TASK INSTRUCTIONS: Line by line, copy all of the data exactly.

Items from an interface collection
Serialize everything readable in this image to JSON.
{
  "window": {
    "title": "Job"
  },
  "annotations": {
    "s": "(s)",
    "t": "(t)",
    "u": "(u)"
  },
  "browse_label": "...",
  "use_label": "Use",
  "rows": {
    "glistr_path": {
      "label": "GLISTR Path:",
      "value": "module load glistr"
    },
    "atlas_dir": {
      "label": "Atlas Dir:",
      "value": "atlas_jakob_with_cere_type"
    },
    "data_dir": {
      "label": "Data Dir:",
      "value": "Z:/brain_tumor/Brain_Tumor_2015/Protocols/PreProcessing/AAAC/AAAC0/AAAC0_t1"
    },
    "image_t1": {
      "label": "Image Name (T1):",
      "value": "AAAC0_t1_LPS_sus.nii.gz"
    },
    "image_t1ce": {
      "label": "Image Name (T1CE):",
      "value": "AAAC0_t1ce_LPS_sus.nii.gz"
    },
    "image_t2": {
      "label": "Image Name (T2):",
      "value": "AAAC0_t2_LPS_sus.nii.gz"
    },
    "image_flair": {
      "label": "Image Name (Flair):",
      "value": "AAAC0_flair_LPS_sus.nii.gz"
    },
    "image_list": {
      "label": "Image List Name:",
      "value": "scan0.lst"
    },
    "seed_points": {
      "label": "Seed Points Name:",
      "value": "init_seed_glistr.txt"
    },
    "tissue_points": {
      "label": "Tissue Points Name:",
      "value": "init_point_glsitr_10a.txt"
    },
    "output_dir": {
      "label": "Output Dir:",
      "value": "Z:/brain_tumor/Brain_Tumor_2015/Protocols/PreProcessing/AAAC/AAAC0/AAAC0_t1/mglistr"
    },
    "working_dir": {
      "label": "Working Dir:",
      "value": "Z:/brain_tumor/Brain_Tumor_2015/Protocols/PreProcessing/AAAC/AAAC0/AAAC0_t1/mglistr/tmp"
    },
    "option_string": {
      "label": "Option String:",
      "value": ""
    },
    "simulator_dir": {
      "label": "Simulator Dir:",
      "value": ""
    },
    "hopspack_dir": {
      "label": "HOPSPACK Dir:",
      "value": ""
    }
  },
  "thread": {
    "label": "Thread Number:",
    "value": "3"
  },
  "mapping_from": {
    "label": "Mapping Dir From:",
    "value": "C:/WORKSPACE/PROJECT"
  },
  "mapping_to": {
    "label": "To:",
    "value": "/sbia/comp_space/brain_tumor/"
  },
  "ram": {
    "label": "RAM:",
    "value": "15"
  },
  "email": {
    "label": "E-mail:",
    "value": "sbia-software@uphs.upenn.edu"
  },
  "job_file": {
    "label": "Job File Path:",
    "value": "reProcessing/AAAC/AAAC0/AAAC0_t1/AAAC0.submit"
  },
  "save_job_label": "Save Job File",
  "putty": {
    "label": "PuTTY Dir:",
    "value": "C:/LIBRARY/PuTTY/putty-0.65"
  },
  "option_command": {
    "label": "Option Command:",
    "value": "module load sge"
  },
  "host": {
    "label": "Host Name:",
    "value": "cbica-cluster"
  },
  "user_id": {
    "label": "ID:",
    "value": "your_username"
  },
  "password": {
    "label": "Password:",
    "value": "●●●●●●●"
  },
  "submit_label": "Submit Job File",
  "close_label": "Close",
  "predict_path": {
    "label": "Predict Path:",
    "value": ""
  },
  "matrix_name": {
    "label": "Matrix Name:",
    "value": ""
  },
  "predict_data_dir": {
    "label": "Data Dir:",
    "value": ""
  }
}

PROBLEM SOLUTION:
Serialize everything readable in this image to JSON.
{
  "window": {
    "title": "Job"
  },
  "annotations": {
    "s": "(s)",
    "t": "(t)",
    "u": "(u)"
  },
  "browse_label": "...",
  "use_label": "Use",
  "rows": {
    "glistr_path": {
      "label": "GLISTR Path:",
      "value": "module load glistr"
    },
    "atlas_dir": {
      "label": "Atlas Dir:",
      "value": "atlas_jakob_with_cere_type"
    },
    "data_dir": {
      "label": "Data Dir:",
      "value": "Z:/brain_tumor/Brain_Tumor_2015/Protocols/PreProcessing/AAAC/AAAC0/AAAC0_t1"
    },
    "image_t1": {
      "label": "Image Name (T1):",
      "value": "AAAC0_t1_LPS_sus.nii.gz"
    },
    "image_t1ce": {
      "label": "Image Name (T1CE):",
      "value": "AAAC0_t1ce_LPS_sus.nii.gz"
    },
    "image_t2": {
      "label": "Image Name (T2):",
      "value": "AAAC0_t2_LPS_sus.nii.gz"
    },
    "image_flair": {
      "label": "Image Name (Flair):",
      "value": "AAAC0_flair_LPS_sus.nii.gz"
    },
    "image_list": {
      "label": "Image List Name:",
      "value": "scan0.lst"
    },
    "seed_points": {
      "label": "Seed Points Name:",
      "value": "init_seed_glistr.txt"
    },
    "tissue_points": {
      "label": "Tissue Points Name:",
      "value": "init_point_glsitr_10a.txt"
    },
    "output_dir": {
      "label": "Output Dir:",
      "value": "Z:/brain_tumor/Brain_Tumor_2015/Protocols/PreProcessing/AAAC/AAAC0/AAAC0_t1/mglistr"
    },
    "working_dir": {
      "label": "Working Dir:",
      "value": "Z:/brain_tumor/Brain_Tumor_2015/Protocols/PreProcessing/AAAC/AAAC0/AAAC0_t1/mglistr/tmp"
    },
    "option_string": {
      "label": "Option String:",
      "value": ""
    },
    "simulator_dir": {
      "label": "Simulator Dir:",
      "value": ""
    },
    "hopspack_dir": {
      "label": "HOPSPACK Dir:",
      "value": ""
    }
  },
  "thread": {
    "label": "Thread Number:",
    "value": "3"
  },
  "mapping_from": {
    "label": "Mapping Dir From:",
    "value": "C:/WORKSPACE/PROJECT"
  },
  "mapping_to": {
    "label": "To:",
    "value": "/sbia/comp_space/brain_tumor/"
  },
  "ram": {
    "label": "RAM:",
    "value": "15"
  },
  "email": {
    "label": "E-mail:",
    "value": "sbia-software@uphs.upenn.edu"
  },
  "job_file": {
    "label": "Job File Path:",
    "value": "reProcessing/AAAC/AAAC0/AAAC0_t1/AAAC0.submit"
  },
  "save_job_label": "Save Job File",
  "putty": {
    "label": "PuTTY Dir:",
    "value": "C:/LIBRARY/PuTTY/putty-0.65"
  },
  "option_command": {
    "label": "Option Command:",
    "value": "module load sge"
  },
  "host": {
    "label": "Host Name:",
    "value": "cbica-cluster"
  },
  "user_id": {
    "label": "ID:",
    "value": "your_username"
  },
  "password": {
    "label": "Password:",
    "value": "●●●●●●●"
  },
  "submit_label": "Submit Job File",
  "close_label": "Close",
  "predict_path": {
    "label": "Predict Path:",
    "value": ""
  },
  "matrix_name": {
    "label": "Matrix Name:",
    "value": ""
  },
  "predict_data_dir": {
    "label": "Data Dir:",
    "value": ""
  }
}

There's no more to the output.